Robot Infidèle (Little Island)
The first of three nightly performances of this new work, combining storytelling and clowning, by the Quebec City-based troupe Machine de Cirque
Dream Up Festival (Theater for the New City)
Twenty-three shows will be presented through September 18. The festival launches today with six premieres, among them: “Darkness After Night: Ukraine” about the Invasion, written and directed by Stephan Morrow, “Carson and Huston,” about a meeting between novelist and playwright Carson McCullers and film director John Huston, written by Tommy LeVrier and directed by Dale Davidson, and “Dollars to Doughnuts” by Susan Crawford, about a leftist intellectual who wins the lottery and the angst that ensues.
As You Like It (Shakespeare in the Park)
A return the Public Works production of Shakespeare’s comedy, with music by Shaina Taub, featuring a cast that mixes professionals such as Ato Blankson-Wood as Orlando and Rebecca Naomi Jones as Rosalind with a vibrant ensemble of community members from all five boroughs
The Marriage of Earth and Sky (Playwrights Horizons Soundstage)
In this audio play by Agnes Borinsky directed by Brooke O’Harra, the farmer wants the shepherd. The shepherd wants God. The playwright isn’t quite sure what she wants. A play about grief and desire and the mess that is the theater.

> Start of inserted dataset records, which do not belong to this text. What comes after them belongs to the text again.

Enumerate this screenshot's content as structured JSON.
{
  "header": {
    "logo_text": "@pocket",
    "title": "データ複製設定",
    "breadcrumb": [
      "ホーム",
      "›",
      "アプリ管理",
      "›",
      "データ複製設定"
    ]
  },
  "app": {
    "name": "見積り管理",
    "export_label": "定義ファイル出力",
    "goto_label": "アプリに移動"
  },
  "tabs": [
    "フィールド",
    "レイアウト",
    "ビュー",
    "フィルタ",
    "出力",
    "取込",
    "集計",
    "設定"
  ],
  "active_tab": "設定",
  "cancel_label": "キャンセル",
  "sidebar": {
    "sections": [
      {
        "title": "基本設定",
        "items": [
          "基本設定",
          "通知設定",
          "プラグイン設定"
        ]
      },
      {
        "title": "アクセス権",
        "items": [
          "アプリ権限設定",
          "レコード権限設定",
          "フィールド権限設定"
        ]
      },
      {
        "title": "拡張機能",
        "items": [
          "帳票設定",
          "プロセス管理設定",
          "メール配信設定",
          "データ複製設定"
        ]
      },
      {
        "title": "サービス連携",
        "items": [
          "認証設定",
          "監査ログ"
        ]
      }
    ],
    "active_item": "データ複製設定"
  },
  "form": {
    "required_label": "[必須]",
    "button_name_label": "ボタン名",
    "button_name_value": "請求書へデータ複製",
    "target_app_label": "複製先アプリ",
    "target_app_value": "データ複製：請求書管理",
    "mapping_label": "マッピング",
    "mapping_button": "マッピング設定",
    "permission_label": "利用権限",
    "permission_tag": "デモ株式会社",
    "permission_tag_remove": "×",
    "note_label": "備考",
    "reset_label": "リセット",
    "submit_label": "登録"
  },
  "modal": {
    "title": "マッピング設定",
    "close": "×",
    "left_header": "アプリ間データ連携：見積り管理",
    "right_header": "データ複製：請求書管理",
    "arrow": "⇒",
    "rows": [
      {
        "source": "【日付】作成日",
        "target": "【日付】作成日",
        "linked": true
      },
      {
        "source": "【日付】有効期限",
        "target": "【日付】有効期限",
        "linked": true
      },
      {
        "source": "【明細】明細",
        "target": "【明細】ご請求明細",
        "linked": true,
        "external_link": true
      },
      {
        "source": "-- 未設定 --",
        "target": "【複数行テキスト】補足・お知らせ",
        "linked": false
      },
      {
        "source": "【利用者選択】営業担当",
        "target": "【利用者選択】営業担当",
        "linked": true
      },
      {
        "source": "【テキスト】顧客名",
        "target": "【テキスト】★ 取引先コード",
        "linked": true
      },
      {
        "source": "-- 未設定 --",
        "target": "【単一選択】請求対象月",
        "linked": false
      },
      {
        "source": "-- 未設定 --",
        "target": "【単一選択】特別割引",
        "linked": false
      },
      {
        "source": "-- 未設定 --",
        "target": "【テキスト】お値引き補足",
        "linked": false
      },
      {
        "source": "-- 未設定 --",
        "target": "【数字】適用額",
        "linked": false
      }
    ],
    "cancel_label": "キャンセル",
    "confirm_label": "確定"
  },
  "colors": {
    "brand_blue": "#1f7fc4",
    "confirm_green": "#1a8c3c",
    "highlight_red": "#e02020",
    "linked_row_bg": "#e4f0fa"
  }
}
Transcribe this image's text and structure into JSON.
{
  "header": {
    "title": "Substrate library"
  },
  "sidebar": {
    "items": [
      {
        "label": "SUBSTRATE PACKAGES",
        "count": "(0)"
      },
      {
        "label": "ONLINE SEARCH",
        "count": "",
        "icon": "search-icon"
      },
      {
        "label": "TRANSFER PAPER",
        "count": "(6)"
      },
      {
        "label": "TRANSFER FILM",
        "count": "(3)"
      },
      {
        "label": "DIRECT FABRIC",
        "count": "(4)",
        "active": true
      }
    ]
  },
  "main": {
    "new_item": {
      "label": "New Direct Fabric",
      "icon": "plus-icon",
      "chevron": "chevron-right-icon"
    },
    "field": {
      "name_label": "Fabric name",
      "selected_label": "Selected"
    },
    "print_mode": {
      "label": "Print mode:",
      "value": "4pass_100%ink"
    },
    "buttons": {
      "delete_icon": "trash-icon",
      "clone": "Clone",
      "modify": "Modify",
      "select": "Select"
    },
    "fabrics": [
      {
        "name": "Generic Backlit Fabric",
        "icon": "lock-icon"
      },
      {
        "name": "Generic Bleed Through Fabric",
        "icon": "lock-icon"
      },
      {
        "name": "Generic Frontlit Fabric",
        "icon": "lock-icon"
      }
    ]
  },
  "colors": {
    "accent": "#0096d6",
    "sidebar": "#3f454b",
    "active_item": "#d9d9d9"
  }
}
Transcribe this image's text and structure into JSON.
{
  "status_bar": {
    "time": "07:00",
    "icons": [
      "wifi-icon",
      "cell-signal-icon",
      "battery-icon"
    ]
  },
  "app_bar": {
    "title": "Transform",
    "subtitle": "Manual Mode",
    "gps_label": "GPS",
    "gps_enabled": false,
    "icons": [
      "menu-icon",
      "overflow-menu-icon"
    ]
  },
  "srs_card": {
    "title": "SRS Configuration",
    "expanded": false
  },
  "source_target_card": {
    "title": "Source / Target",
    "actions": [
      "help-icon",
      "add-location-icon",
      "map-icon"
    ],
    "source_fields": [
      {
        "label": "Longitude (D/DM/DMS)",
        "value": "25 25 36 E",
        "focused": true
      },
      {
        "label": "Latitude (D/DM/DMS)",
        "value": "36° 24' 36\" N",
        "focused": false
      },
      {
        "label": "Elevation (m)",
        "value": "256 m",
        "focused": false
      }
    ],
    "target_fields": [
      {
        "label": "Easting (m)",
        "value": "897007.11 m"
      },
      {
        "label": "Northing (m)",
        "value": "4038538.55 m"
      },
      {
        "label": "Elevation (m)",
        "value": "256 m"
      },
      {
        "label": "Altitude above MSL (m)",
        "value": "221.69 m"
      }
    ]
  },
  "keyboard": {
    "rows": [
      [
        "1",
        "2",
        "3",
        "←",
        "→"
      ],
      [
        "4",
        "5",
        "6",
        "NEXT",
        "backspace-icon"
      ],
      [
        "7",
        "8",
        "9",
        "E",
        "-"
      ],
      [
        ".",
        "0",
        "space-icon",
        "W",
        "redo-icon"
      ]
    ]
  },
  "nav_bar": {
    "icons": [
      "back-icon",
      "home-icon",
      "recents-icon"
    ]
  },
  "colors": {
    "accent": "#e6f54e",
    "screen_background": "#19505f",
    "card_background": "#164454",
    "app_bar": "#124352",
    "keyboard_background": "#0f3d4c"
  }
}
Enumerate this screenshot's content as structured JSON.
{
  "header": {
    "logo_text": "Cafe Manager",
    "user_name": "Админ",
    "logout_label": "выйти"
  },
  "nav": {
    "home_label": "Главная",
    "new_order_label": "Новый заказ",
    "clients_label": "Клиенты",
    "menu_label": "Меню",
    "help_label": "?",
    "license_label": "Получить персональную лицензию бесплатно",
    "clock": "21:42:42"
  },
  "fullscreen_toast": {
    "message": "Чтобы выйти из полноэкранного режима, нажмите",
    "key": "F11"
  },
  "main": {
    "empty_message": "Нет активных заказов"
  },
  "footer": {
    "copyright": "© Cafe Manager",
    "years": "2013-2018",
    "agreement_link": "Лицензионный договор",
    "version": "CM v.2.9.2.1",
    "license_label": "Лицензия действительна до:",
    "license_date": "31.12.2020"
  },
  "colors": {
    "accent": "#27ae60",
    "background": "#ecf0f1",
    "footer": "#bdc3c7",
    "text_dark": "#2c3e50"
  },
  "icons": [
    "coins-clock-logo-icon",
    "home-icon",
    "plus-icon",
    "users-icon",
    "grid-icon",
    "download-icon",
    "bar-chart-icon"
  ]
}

Once Upon A (Korean) Time (Ma-Yi at La MaMa)
Written by Daniel K. Isaac, who is better known as an actor (“The Chinese Lady” and “Billions” on Showtime), the play traces the journey of a Korean family from the wars in Korea to the riots in Los Angeles, incorporating traditional Korean fables to examine the thorny legacies of war and trauma.
*Opening night is usually not the same as the first performance on Broadway and frequently Off-Broadway. There is usually a preview period, where the creative team tries out the show before an audience, and opening night is when 1. the show is “frozen” (no more changes), and 2. the reviews are published/posted/broadcast. (Off-Off Broadway shows often have no preview period or official opening night; they just start.) I organize this calendar by opening night (when such exists), rather than first preview, as a statement in support of the continuing relevance of theater reviewing. Check out my essay: Broadway Opening Night. What It Means. How It’s Changed. 7 Facts to Clear Up The Confusion and Crystallize the Outrage.